Associations between cortical thickness and general intelligence in children, adolescents and young adults

Kyle Menary, Paul F. Collins, James N. Porter, Ryan Muetzel, Elizabeth A. Olson, Vipin Kumar, Michael Steinbach, Kelvin O. Lim, Monica Luciana

Research output: Contribution to journalArticlepeer-review

42 Scopus citations

Abstract

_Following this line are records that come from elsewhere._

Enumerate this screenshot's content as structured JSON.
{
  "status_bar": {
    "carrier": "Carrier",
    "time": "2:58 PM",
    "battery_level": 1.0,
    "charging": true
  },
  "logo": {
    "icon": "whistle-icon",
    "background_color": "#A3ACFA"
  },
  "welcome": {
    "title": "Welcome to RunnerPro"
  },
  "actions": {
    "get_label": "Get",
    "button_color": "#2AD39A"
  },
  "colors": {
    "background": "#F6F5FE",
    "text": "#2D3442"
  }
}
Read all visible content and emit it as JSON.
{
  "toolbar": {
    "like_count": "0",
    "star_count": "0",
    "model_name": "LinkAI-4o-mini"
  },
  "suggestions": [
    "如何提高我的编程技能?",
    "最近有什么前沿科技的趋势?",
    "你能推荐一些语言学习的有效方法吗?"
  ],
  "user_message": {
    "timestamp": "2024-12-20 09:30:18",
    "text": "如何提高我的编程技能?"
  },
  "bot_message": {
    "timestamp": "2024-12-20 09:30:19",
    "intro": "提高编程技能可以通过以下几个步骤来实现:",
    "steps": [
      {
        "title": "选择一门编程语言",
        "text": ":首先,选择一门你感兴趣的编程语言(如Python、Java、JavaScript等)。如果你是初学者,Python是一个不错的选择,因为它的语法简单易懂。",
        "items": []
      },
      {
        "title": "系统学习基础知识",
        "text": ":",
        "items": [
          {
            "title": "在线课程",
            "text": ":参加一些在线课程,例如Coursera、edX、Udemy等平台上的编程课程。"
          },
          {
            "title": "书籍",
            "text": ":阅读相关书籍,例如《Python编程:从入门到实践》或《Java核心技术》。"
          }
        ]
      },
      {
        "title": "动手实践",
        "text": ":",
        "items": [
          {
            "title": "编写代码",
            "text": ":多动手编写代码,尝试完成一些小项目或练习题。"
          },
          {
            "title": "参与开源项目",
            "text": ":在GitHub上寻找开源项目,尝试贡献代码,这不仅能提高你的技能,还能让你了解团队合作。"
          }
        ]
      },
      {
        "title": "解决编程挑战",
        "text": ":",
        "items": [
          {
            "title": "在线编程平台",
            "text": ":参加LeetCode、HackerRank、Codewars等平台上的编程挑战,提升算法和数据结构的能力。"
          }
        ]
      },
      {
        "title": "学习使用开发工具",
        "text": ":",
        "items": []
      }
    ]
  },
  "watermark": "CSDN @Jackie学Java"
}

Neuroimaging research indicates that human intellectual ability is related to brain structure including the thickness of the cerebral cortex. Most studies indicate that general intelligence is positively associated with cortical thickness in areas of association cortex distributed throughout both brain hemispheres. In this study, we performed a cortical thickness mapping analysis on data from 182 healthy typically developing males and females ages 9 to 24. years to identify correlates of general intelligence (g) scores. To determine if these correlates also mediate associations of specific cognitive abilities with cortical thickness, we regressed specific cognitive test scores on g scores and analyzed the residuals with respect to cortical thickness. The effect of age on the association between cortical thickness and intelligence was examined. We found a widely distributed pattern of positive associations between cortical thickness and g scores, as derived from the first unrotated principal factor of a factor analysis of Wechsler Abbreviated Scale of Intelligence (WASI) subtest scores. After WASI specific cognitive subtest scores were regressed on g factor scores, the residual score variances did not correlate significantly with cortical thickness in the full sample with age covaried. When participants were grouped at the age median, significant positive associations of cortical thickness were obtained in the older group for g-residualized scores on Block Design (a measure of visual-motor integrative processing) while significant negative associations of cortical thickness were observed in the younger group for g-residualized Vocabulary scores. These results regarding correlates of general intelligence are concordant with the existing literature, while the findings from younger versus older subgroups have implications for future research on brain structural correlates of specific cognitive abilities, as well as the cognitive domain specificity of behavioral performance correlates of normative gray matter thinning during adolescence.

Original languageEnglish (US)
Pages (from-to)597-606
Number of pages10
JournalIntelligence
Volume41
Issue number5
DOIs
StatePublished - Sep 1 2013

Keywords

  • Cortical thickness
  • Development
  • General intelligence
  • Neuroimaging
  • Specific cognitive abilities

Fingerprint Dive into the research topics of 'Associations between cortical thickness and general intelligence in children, adolescents and young adults'. Together they form a unique fingerprint.

Cite this